-- Opening Marker --

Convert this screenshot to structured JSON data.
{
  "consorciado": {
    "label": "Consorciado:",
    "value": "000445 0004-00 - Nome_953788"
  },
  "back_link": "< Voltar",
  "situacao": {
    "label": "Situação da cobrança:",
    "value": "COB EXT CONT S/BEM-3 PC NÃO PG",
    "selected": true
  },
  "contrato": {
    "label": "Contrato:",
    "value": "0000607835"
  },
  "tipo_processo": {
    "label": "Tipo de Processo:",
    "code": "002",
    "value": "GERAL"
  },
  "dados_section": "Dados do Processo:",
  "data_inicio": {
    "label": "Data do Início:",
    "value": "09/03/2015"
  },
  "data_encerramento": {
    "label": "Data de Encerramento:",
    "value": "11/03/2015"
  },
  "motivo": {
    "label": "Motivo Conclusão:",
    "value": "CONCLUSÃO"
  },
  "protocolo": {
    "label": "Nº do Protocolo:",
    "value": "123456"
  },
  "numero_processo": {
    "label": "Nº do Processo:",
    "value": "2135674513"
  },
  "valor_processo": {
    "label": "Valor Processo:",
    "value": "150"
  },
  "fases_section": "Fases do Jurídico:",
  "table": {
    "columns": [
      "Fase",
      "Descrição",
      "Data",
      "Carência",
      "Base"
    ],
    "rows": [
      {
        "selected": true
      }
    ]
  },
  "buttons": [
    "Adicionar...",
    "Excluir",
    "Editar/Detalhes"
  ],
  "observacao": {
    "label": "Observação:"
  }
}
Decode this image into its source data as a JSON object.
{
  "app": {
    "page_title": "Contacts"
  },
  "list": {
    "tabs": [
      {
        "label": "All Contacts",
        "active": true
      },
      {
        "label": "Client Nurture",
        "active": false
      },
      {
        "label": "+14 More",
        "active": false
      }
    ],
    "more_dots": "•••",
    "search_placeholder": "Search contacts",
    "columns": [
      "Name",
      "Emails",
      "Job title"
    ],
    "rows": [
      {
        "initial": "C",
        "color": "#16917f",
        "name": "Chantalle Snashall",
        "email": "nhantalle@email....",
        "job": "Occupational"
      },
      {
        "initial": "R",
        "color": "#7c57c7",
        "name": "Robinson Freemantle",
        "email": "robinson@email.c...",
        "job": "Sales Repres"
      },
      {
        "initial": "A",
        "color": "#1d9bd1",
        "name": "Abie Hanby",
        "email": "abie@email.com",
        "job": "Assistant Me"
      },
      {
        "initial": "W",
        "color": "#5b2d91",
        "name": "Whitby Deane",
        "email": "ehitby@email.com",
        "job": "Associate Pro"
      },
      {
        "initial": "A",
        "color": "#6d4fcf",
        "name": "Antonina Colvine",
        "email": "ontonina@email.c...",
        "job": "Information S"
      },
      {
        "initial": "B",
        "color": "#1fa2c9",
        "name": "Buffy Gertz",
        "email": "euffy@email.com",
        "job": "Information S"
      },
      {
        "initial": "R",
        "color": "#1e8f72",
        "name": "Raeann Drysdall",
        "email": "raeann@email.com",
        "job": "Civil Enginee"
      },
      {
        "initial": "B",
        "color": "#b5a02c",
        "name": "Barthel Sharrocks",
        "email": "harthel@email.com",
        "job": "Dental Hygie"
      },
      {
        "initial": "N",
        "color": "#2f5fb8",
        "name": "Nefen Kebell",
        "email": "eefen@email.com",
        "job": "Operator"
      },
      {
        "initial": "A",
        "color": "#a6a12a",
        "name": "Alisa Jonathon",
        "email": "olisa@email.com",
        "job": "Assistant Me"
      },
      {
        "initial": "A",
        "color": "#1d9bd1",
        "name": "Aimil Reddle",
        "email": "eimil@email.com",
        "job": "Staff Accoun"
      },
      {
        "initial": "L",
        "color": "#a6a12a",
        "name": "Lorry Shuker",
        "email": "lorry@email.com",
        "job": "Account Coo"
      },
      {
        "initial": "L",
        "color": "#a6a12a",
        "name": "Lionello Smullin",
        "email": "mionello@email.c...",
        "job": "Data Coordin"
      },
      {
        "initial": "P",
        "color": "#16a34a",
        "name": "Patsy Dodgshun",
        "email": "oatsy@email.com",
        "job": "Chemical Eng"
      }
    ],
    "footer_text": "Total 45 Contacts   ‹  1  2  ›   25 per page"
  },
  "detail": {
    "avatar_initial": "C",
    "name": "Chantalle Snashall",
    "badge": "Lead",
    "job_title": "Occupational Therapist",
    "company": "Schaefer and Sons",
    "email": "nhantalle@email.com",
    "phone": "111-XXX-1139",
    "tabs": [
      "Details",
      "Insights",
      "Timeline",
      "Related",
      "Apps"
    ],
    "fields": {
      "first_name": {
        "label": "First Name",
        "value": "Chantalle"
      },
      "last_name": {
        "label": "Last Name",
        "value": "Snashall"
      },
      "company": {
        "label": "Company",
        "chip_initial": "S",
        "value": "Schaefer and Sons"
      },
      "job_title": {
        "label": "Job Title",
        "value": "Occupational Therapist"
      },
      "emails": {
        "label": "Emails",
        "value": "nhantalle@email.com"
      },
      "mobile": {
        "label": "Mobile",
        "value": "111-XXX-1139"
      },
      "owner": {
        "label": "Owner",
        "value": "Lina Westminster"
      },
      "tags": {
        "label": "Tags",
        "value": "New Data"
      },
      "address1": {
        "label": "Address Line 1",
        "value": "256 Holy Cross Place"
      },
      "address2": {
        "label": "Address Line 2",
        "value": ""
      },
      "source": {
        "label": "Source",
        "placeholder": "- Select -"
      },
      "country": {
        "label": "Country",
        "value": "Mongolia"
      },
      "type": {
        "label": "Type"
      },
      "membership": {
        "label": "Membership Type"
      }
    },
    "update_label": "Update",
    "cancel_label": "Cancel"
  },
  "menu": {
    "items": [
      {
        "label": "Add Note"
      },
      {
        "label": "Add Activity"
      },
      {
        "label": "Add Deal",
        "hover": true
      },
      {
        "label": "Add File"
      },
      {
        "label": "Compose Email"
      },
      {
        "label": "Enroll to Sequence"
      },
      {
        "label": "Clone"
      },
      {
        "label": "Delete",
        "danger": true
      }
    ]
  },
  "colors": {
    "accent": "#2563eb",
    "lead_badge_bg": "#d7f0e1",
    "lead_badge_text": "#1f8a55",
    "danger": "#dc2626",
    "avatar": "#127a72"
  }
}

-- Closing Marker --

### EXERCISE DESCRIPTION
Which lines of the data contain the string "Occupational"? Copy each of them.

### TASK ANSWER
        "job": "Occupational"
    "job_title": "Occupational Therapist",
        "value": "Occupational Therapist"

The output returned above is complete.